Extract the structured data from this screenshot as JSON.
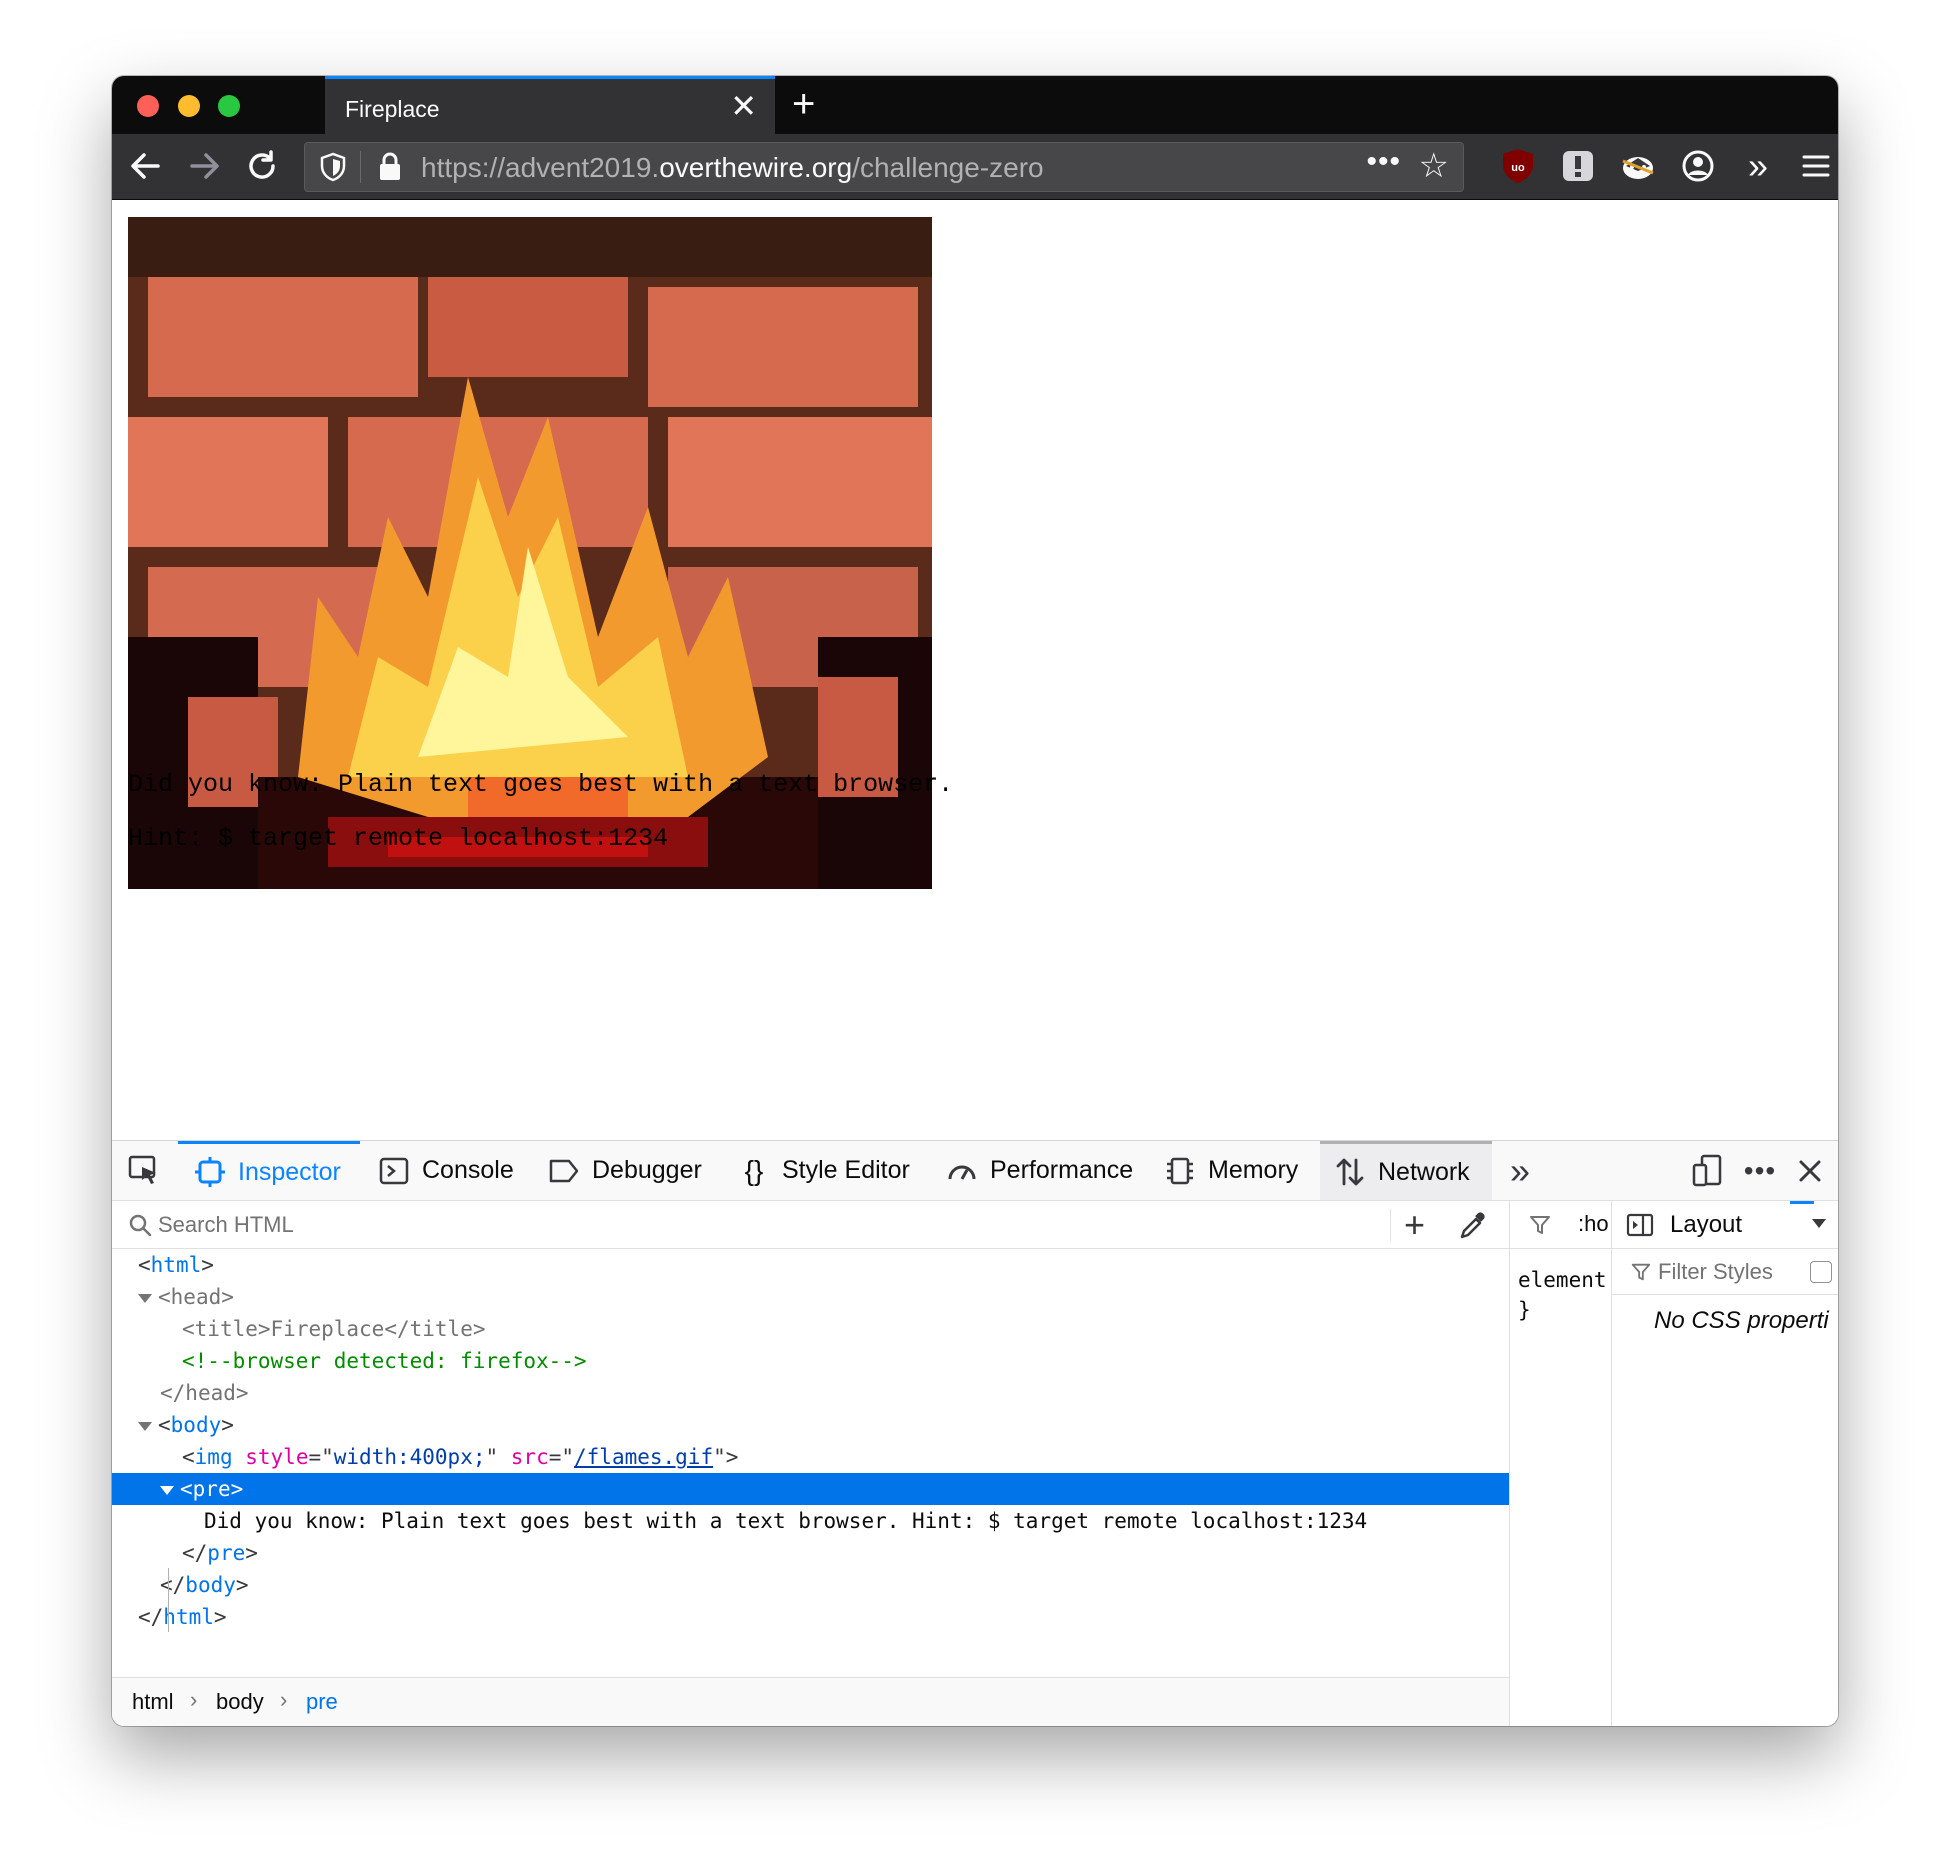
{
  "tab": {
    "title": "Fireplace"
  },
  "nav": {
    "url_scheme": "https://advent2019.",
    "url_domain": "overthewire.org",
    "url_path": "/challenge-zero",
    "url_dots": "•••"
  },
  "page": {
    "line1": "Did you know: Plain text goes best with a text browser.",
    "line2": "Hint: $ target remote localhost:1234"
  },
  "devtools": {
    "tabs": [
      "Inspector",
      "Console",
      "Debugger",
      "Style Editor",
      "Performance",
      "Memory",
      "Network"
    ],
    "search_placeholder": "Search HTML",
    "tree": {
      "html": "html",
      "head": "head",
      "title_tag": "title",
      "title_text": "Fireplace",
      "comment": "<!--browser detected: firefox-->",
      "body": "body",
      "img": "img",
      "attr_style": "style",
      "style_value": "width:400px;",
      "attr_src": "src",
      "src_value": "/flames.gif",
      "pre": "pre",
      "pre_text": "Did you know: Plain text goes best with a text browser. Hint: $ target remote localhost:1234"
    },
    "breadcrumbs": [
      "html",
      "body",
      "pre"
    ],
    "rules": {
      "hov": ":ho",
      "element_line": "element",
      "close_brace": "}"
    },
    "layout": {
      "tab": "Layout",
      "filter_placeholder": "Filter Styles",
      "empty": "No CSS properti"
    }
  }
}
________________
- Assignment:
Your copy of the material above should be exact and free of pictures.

- Your solution:
Extract the structured data from this screenshot as JSON.
{
  "tab": {
    "title": "Fireplace"
  },
  "nav": {
    "url_scheme": "https://advent2019.",
    "url_domain": "overthewire.org",
    "url_path": "/challenge-zero",
    "url_dots": "•••"
  },
  "page": {
    "line1": "Did you know: Plain text goes best with a text browser.",
    "line2": "Hint: $ target remote localhost:1234"
  },
  "devtools": {
    "tabs": [
      "Inspector",
      "Console",
      "Debugger",
      "Style Editor",
      "Performance",
      "Memory",
      "Network"
    ],
    "search_placeholder": "Search HTML",
    "tree": {
      "html": "html",
      "head": "head",
      "title_tag": "title",
      "title_text": "Fireplace",
      "comment": "<!--browser detected: firefox-->",
      "body": "body",
      "img": "img",
      "attr_style": "style",
      "style_value": "width:400px;",
      "attr_src": "src",
      "src_value": "/flames.gif",
      "pre": "pre",
      "pre_text": "Did you know: Plain text goes best with a text browser. Hint: $ target remote localhost:1234"
    },
    "breadcrumbs": [
      "html",
      "body",
      "pre"
    ],
    "rules": {
      "hov": ":ho",
      "element_line": "element",
      "close_brace": "}"
    },
    "layout": {
      "tab": "Layout",
      "filter_placeholder": "Filter Styles",
      "empty": "No CSS properti"
    }
  }
}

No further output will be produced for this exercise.